* **WORK ORDER**: Exactly as written, print out each entry in the data, with no pictures.

(Beginning of GIVEN RECORDS)

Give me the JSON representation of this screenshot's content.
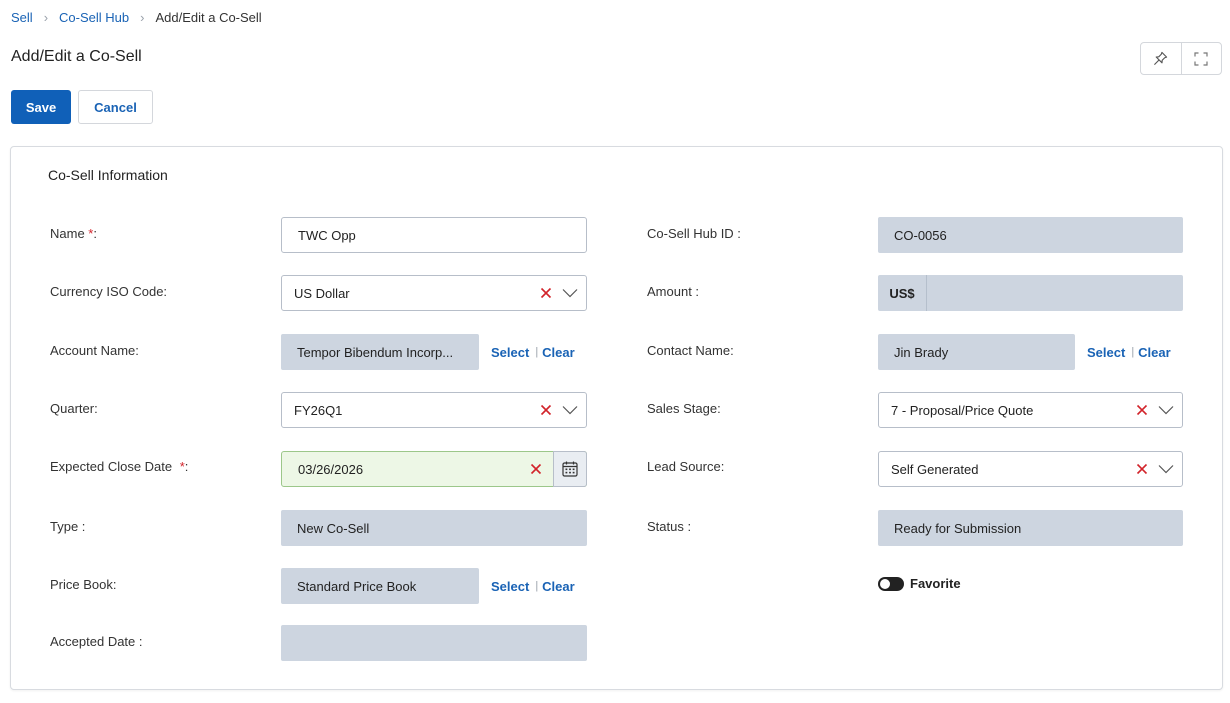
{
  "breadcrumb": {
    "items": [
      "Sell",
      "Co-Sell Hub"
    ],
    "current": "Add/Edit a Co-Sell"
  },
  "page": {
    "title": "Add/Edit a Co-Sell"
  },
  "toolbar": {
    "save_label": "Save",
    "cancel_label": "Cancel"
  },
  "section": {
    "title": "Co-Sell Information"
  },
  "fields": {
    "name": {
      "label": "Name ",
      "required": "*",
      "colon": ":",
      "value": "TWC Opp"
    },
    "currency": {
      "label": "Currency ISO Code:",
      "value": "US Dollar"
    },
    "account": {
      "label": "Account Name:",
      "value": "Tempor Bibendum Incorp...",
      "select": "Select",
      "clear": "Clear",
      "pipe": "|"
    },
    "quarter": {
      "label": "Quarter:",
      "value": "FY26Q1"
    },
    "close_date": {
      "label": "Expected Close Date ",
      "required": "*",
      "colon": ":",
      "value": "03/26/2026"
    },
    "type": {
      "label": "Type :",
      "value": "New Co-Sell"
    },
    "price_book": {
      "label": "Price Book:",
      "value": "Standard Price Book",
      "select": "Select",
      "clear": "Clear",
      "pipe": "|"
    },
    "accepted_date": {
      "label": "Accepted Date :",
      "value": ""
    },
    "hub_id": {
      "label": "Co-Sell Hub ID :",
      "value": "CO-0056"
    },
    "amount": {
      "label": "Amount :",
      "prefix": "US$",
      "value": ""
    },
    "contact": {
      "label": "Contact Name:",
      "value": "Jin Brady",
      "select": "Select",
      "clear": "Clear",
      "pipe": "|"
    },
    "sales_stage": {
      "label": "Sales Stage:",
      "value": "7 - Proposal/Price Quote"
    },
    "lead_source": {
      "label": "Lead Source:",
      "value": "Self Generated"
    },
    "status": {
      "label": "Status :",
      "value": "Ready for Submission"
    },
    "favorite": {
      "label": "Favorite",
      "on": false
    }
  },
  "icons": {
    "pin": "pin-icon",
    "expand": "expand-icon",
    "clear": "clear-x-icon",
    "dropdown": "chevron-down-icon",
    "calendar": "calendar-icon"
  },
  "colors": {
    "primary": "#1060b8",
    "link": "#1a63b5",
    "required": "#d2232a",
    "readonly_bg": "#cdd5e0",
    "date_bg": "#edf7e6"
  }
}
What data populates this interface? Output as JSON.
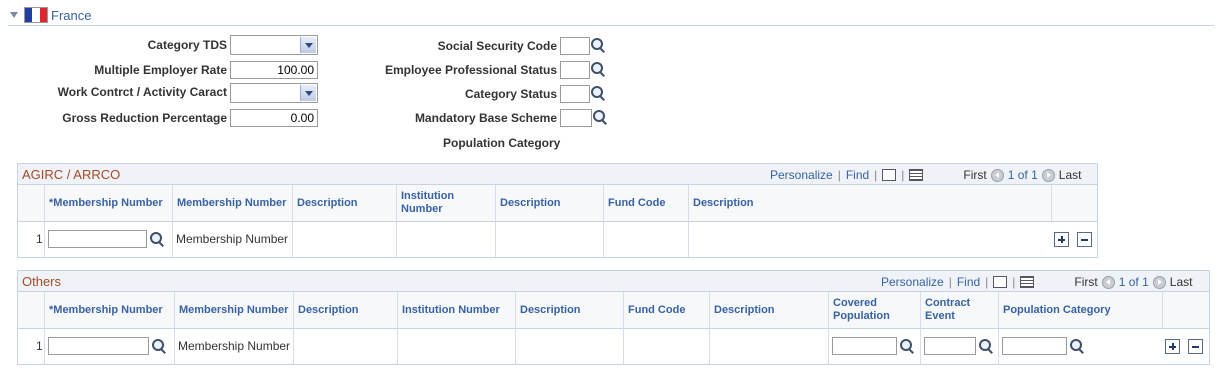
{
  "section": {
    "title": "France"
  },
  "form": {
    "left": [
      {
        "label": "Category TDS",
        "type": "select",
        "value": ""
      },
      {
        "label": "Multiple Employer Rate",
        "type": "text",
        "value": "100.00"
      },
      {
        "label": "Work Contrct / Activity Caract",
        "type": "select",
        "value": ""
      },
      {
        "label": "Gross Reduction Percentage",
        "type": "text",
        "value": "0.00"
      }
    ],
    "right": [
      {
        "label": "Social Security Code",
        "value": ""
      },
      {
        "label": "Employee Professional Status",
        "value": ""
      },
      {
        "label": "Category Status",
        "value": ""
      },
      {
        "label": "Mandatory Base Scheme",
        "value": ""
      }
    ],
    "population_category_label": "Population Category"
  },
  "grid_nav": {
    "personalize": "Personalize",
    "find": "Find",
    "first": "First",
    "count": "1 of 1",
    "last": "Last"
  },
  "agirc": {
    "title": "AGIRC / ARRCO",
    "columns": [
      "*Membership Number",
      "Membership Number",
      "Description",
      "Institution Number",
      "Description",
      "Fund Code",
      "Description"
    ],
    "row": {
      "num": "1",
      "membership_value": "",
      "membership_text": "Membership Number"
    }
  },
  "others": {
    "title": "Others",
    "columns": [
      "*Membership Number",
      "Membership Number",
      "Description",
      "Institution Number",
      "Description",
      "Fund Code",
      "Description",
      "Covered Population",
      "Contract Event",
      "Population Category"
    ],
    "row": {
      "num": "1",
      "membership_value": "",
      "membership_text": "Membership Number",
      "covered_value": "",
      "contract_value": "",
      "population_value": ""
    }
  }
}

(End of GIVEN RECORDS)

* **RESULT BELOW**:
Give me the JSON representation of this screenshot's content.
{
  "breadcrumb": {
    "items": [
      "Sell",
      "Co-Sell Hub"
    ],
    "current": "Add/Edit a Co-Sell"
  },
  "page": {
    "title": "Add/Edit a Co-Sell"
  },
  "toolbar": {
    "save_label": "Save",
    "cancel_label": "Cancel"
  },
  "section": {
    "title": "Co-Sell Information"
  },
  "fields": {
    "name": {
      "label": "Name ",
      "required": "*",
      "colon": ":",
      "value": "TWC Opp"
    },
    "currency": {
      "label": "Currency ISO Code:",
      "value": "US Dollar"
    },
    "account": {
      "label": "Account Name:",
      "value": "Tempor Bibendum Incorp...",
      "select": "Select",
      "clear": "Clear",
      "pipe": "|"
    },
    "quarter": {
      "label": "Quarter:",
      "value": "FY26Q1"
    },
    "close_date": {
      "label": "Expected Close Date ",
      "required": "*",
      "colon": ":",
      "value": "03/26/2026"
    },
    "type": {
      "label": "Type :",
      "value": "New Co-Sell"
    },
    "price_book": {
      "label": "Price Book:",
      "value": "Standard Price Book",
      "select": "Select",
      "clear": "Clear",
      "pipe": "|"
    },
    "accepted_date": {
      "label": "Accepted Date :",
      "value": ""
    },
    "hub_id": {
      "label": "Co-Sell Hub ID :",
      "value": "CO-0056"
    },
    "amount": {
      "label": "Amount :",
      "prefix": "US$",
      "value": ""
    },
    "contact": {
      "label": "Contact Name:",
      "value": "Jin Brady",
      "select": "Select",
      "clear": "Clear",
      "pipe": "|"
    },
    "sales_stage": {
      "label": "Sales Stage:",
      "value": "7 - Proposal/Price Quote"
    },
    "lead_source": {
      "label": "Lead Source:",
      "value": "Self Generated"
    },
    "status": {
      "label": "Status :",
      "value": "Ready for Submission"
    },
    "favorite": {
      "label": "Favorite",
      "on": false
    }
  },
  "icons": {
    "pin": "pin-icon",
    "expand": "expand-icon",
    "clear": "clear-x-icon",
    "dropdown": "chevron-down-icon",
    "calendar": "calendar-icon"
  },
  "colors": {
    "primary": "#1060b8",
    "link": "#1a63b5",
    "required": "#d2232a",
    "readonly_bg": "#cdd5e0",
    "date_bg": "#edf7e6"
  }
}
What data populates this interface? Output as JSON.
{
  "section": {
    "title": "France"
  },
  "form": {
    "left": [
      {
        "label": "Category TDS",
        "type": "select",
        "value": ""
      },
      {
        "label": "Multiple Employer Rate",
        "type": "text",
        "value": "100.00"
      },
      {
        "label": "Work Contrct / Activity Caract",
        "type": "select",
        "value": ""
      },
      {
        "label": "Gross Reduction Percentage",
        "type": "text",
        "value": "0.00"
      }
    ],
    "right": [
      {
        "label": "Social Security Code",
        "value": ""
      },
      {
        "label": "Employee Professional Status",
        "value": ""
      },
      {
        "label": "Category Status",
        "value": ""
      },
      {
        "label": "Mandatory Base Scheme",
        "value": ""
      }
    ],
    "population_category_label": "Population Category"
  },
  "grid_nav": {
    "personalize": "Personalize",
    "find": "Find",
    "first": "First",
    "count": "1 of 1",
    "last": "Last"
  },
  "agirc": {
    "title": "AGIRC / ARRCO",
    "columns": [
      "*Membership Number",
      "Membership Number",
      "Description",
      "Institution Number",
      "Description",
      "Fund Code",
      "Description"
    ],
    "row": {
      "num": "1",
      "membership_value": "",
      "membership_text": "Membership Number"
    }
  },
  "others": {
    "title": "Others",
    "columns": [
      "*Membership Number",
      "Membership Number",
      "Description",
      "Institution Number",
      "Description",
      "Fund Code",
      "Description",
      "Covered Population",
      "Contract Event",
      "Population Category"
    ],
    "row": {
      "num": "1",
      "membership_value": "",
      "membership_text": "Membership Number",
      "covered_value": "",
      "contract_value": "",
      "population_value": ""
    }
  }
}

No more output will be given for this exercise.